Registered nurse workforce could be short nearly 23,000 nurses by 2040, report projects

A new report projects Wisconsin’s registered nurse workforce could see a shortage of nearly 23,000 nurses by 2040. 

The Department of Workforce Development report includes three models projecting possible labor shortfalls in nursing. These draw on data from the Wisconsin Hospital Association, the Wisconsin Health Workforce Data Collaborative, DWD’s own figures and other sources. 

Under the “status quo” scenario, in which the nursing workforce is projected to follow the age demographics of the population overall, the estimated labor gap is 33 percent by 2040, or 22,900 nurses. 

Under a second model that assumes the growth of RNs follows the same trend seen since 2020, the estimated gap would be just 3 percent by 2040, or 3,000 nurses. Report authors note this projection is “statistically a strong fit” based on past trends, but is “likely optimistic given the demographic pressures” limiting population growth. 

Meanwhile, the third model assumes continued growth but at a decreasing rate, using historical survey data. Under this projection, the estimated gap would be 27 percent by 2040, or 19,800 nurses.
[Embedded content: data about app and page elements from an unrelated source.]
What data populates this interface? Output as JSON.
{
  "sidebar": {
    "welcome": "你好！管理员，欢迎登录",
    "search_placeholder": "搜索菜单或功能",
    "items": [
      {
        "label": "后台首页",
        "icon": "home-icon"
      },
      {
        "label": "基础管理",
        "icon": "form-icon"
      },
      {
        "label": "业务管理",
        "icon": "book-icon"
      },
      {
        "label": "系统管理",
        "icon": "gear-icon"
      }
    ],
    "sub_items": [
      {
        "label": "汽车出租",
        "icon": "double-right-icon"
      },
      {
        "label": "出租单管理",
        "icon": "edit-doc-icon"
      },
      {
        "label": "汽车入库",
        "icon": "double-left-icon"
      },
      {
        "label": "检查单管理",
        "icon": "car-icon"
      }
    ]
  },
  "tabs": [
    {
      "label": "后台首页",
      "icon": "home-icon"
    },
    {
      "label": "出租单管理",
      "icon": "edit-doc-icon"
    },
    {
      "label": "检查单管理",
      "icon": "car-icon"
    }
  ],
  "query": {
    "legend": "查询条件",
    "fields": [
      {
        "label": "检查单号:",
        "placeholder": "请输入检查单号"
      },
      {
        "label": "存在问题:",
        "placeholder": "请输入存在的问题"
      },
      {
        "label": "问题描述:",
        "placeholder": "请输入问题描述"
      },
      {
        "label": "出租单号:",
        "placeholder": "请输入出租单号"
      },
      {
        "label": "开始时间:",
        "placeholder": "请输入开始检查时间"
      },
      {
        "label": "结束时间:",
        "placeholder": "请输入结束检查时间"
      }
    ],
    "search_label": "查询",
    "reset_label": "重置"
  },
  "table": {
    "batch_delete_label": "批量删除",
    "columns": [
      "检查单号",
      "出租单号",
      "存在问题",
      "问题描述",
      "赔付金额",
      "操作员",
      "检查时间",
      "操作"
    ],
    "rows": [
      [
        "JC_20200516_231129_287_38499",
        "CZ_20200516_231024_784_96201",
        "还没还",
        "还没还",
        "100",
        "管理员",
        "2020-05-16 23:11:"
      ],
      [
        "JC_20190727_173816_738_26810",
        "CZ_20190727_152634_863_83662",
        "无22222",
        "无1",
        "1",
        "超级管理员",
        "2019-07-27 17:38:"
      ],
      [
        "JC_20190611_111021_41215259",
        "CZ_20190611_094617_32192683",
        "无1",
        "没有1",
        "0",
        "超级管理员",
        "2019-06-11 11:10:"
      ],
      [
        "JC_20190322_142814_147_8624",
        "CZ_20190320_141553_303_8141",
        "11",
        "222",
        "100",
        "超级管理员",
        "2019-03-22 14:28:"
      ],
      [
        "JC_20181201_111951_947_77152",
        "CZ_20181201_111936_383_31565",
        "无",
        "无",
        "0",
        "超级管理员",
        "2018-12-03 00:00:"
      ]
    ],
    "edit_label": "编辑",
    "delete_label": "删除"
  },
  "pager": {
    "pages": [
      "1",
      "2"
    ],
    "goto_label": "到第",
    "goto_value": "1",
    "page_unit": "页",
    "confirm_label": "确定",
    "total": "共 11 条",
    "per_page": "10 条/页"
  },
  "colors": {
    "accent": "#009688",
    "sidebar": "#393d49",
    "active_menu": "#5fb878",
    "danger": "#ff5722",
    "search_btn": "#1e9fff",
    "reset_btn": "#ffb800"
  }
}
This outcome is described as “likely the most realistic.” 

“This model is both a statistically strong fit and intuitively fits with demographic pressures facing the workforce,” report authors wrote. “This model projects a substantial but less drastic shortage than the original demographically driven model.” 

Report authors note the number of nurses in Wisconsin has “largely kept up with” demand prior to the COVID-19 pandemic. 

“However, current events shed light on what a future would look like if health care staffing needs are not met,” they wrote. “The results of the forecasting models indicate this is a very real threat.” 

See the full report: